I encounter the typical struggles when building things on the web. Some things are challenging to learn, some things are hard to remember, and some things break sporadically. In order to get a task done, I need to search for an answer to overcome one of these hurdles.
In some cases, when I am looking for an answer, there is not a good answer online. I have to work it out myself. I’m a decent problem-solver, which means I rarely turn to posting on forums seeking help. The usual outcome is that I fix the thing and move on.
In the last year or so, I have been trying to change this habit. Other people may benefit from my struggles. So now, when I fix something or have an aha moment, I make a note of it. If I think it is worthy of a blog post, I write it up. If it is a bug in some software, I report it (my usual M.O. anyway).
The thing is, sometimes when I am deciding to write the blog post, I have an inner dialouge. A contrarian voice says, “this will be noise in your web feed”, “this won’t be popular”, things of that nature. It’s the wrong kind of self talk.
I have to remind myself that I should not have filters. It is better to have a simple rule – if something is of value, I should consider sharing it. Popularity is not something you can anticipate, and has questionable utility. Instead I want to focus on writing the post that I wished that I had found when I was learning a particular topic or when I had a particular problem. The rest will hold you back.
I find that I am more productive when I put things into the ether. I don’t use analytics. I don’t use social media. The process is the reward. By sharing, I am sharpening my knowledge and hopefully helping someone. It is an act of faith.
I wrote a post last month about fixing a task automation issue in VS Code. I almost did not publish it, the contrarian voice was nagging at me and it was sitting in my drafts folder for some time. I am glad that I ignored the voice.
Last week, I recieved an email from someone expressing their gratitude that the post helped them to fix the same issue. With the vagaries of the internet you never truly know if things are discovered and prove to be useful to people. So it is helpful to be reminded from time to time!
This was the response I got:
Thank you for the helpful suggestion in your article: https://www.roboleary.net/vscode/2023/12/31/automated-task-fix-vscode.html.
VSCode is full of all sorts of unknown goodies. I’d been working around this issue by manually opening a shell and typing commands (ie eschewing automation). […]

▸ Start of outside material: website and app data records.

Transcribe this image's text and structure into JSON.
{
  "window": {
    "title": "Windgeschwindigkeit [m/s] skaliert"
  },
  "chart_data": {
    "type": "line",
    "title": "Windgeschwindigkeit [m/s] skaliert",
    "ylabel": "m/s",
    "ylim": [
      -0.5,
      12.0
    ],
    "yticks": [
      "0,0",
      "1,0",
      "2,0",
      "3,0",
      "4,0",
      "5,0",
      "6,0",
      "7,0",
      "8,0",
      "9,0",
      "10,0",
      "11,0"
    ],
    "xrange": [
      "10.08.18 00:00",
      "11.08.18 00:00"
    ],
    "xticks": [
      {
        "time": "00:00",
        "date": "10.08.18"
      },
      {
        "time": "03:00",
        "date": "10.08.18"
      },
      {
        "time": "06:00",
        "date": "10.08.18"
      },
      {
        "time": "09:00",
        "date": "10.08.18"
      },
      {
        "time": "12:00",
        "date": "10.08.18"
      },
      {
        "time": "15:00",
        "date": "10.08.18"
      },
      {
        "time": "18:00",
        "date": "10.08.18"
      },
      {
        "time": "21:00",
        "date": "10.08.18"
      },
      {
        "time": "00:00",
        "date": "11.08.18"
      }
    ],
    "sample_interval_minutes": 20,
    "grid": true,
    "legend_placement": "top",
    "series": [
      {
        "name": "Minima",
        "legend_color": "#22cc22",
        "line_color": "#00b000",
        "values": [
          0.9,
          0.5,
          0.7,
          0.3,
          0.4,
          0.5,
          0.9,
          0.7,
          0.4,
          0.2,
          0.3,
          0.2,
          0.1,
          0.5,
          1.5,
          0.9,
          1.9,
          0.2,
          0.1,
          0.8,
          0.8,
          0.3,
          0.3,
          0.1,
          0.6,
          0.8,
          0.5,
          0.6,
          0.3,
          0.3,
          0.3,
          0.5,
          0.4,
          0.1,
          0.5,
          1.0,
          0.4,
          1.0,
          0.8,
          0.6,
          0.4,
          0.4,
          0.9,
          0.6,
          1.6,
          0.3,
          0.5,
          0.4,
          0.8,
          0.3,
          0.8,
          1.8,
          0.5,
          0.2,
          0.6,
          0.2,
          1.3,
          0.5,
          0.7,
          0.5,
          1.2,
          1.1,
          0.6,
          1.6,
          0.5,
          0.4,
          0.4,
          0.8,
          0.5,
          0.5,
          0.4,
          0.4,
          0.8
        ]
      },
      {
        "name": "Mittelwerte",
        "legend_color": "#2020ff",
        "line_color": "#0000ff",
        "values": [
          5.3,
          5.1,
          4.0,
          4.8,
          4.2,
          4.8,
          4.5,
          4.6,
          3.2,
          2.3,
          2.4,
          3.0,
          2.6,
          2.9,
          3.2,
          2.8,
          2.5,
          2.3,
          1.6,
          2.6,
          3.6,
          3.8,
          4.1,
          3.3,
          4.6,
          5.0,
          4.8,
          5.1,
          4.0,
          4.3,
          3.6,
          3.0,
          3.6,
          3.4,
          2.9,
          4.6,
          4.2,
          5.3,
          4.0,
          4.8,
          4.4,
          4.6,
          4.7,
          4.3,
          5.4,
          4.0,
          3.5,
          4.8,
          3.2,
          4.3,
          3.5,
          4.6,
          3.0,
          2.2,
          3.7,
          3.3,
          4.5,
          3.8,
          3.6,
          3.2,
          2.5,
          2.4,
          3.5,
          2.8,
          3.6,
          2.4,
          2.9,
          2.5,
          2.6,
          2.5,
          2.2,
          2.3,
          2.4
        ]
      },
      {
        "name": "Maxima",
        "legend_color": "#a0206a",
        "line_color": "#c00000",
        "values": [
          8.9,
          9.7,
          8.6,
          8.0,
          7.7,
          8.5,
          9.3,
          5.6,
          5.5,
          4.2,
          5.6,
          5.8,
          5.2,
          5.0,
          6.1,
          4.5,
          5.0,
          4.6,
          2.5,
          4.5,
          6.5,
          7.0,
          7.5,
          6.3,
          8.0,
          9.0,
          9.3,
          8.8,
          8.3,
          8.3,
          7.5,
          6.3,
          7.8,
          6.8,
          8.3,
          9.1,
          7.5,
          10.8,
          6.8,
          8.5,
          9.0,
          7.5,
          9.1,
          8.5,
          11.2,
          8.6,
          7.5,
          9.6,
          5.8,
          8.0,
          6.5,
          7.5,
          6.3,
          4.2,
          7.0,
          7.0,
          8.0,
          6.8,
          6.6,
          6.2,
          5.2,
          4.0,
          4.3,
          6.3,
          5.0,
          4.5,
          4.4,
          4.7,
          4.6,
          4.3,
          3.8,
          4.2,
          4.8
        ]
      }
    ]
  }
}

I will continue to write unpopular, helpful posts because it is only the helpful bit that I can forecast with a modicum of accuracy. I am grateful when something I share moves someone to express their gratitude in some form. Thanks for reading.